EXERCISE AIM —
Repeat the whole listing exactly.

------ RECORDED DATA

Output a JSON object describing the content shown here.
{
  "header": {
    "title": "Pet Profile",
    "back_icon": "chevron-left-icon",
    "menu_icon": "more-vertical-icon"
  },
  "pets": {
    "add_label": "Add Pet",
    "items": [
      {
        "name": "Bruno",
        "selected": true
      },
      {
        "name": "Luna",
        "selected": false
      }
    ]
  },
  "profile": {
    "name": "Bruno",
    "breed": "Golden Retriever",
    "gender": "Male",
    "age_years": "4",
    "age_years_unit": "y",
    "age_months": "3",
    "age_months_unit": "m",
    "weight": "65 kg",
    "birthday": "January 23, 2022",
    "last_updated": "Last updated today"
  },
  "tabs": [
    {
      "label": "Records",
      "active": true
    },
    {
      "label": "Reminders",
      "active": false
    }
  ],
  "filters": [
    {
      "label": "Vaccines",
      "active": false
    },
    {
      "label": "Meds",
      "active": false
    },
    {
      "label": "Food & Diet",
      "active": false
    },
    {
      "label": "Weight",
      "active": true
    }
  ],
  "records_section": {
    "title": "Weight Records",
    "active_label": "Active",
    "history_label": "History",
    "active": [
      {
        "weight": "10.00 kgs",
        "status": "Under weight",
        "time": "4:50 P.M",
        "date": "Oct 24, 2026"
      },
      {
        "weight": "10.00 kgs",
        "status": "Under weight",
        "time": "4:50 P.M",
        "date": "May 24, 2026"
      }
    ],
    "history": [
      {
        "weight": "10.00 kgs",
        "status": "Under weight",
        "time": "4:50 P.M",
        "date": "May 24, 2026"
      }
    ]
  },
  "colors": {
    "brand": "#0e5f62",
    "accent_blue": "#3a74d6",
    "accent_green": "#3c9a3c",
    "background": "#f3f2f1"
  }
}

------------

TASK SOLUTION —
Output a JSON object describing the content shown here.
{
  "header": {
    "title": "Pet Profile",
    "back_icon": "chevron-left-icon",
    "menu_icon": "more-vertical-icon"
  },
  "pets": {
    "add_label": "Add Pet",
    "items": [
      {
        "name": "Bruno",
        "selected": true
      },
      {
        "name": "Luna",
        "selected": false
      }
    ]
  },
  "profile": {
    "name": "Bruno",
    "breed": "Golden Retriever",
    "gender": "Male",
    "age_years": "4",
    "age_years_unit": "y",
    "age_months": "3",
    "age_months_unit": "m",
    "weight": "65 kg",
    "birthday": "January 23, 2022",
    "last_updated": "Last updated today"
  },
  "tabs": [
    {
      "label": "Records",
      "active": true
    },
    {
      "label": "Reminders",
      "active": false
    }
  ],
  "filters": [
    {
      "label": "Vaccines",
      "active": false
    },
    {
      "label": "Meds",
      "active": false
    },
    {
      "label": "Food & Diet",
      "active": false
    },
    {
      "label": "Weight",
      "active": true
    }
  ],
  "records_section": {
    "title": "Weight Records",
    "active_label": "Active",
    "history_label": "History",
    "active": [
      {
        "weight": "10.00 kgs",
        "status": "Under weight",
        "time": "4:50 P.M",
        "date": "Oct 24, 2026"
      },
      {
        "weight": "10.00 kgs",
        "status": "Under weight",
        "time": "4:50 P.M",
        "date": "May 24, 2026"
      }
    ],
    "history": [
      {
        "weight": "10.00 kgs",
        "status": "Under weight",
        "time": "4:50 P.M",
        "date": "May 24, 2026"
      }
    ]
  },
  "colors": {
    "brand": "#0e5f62",
    "accent_blue": "#3a74d6",
    "accent_green": "#3c9a3c",
    "background": "#f3f2f1"
  }
}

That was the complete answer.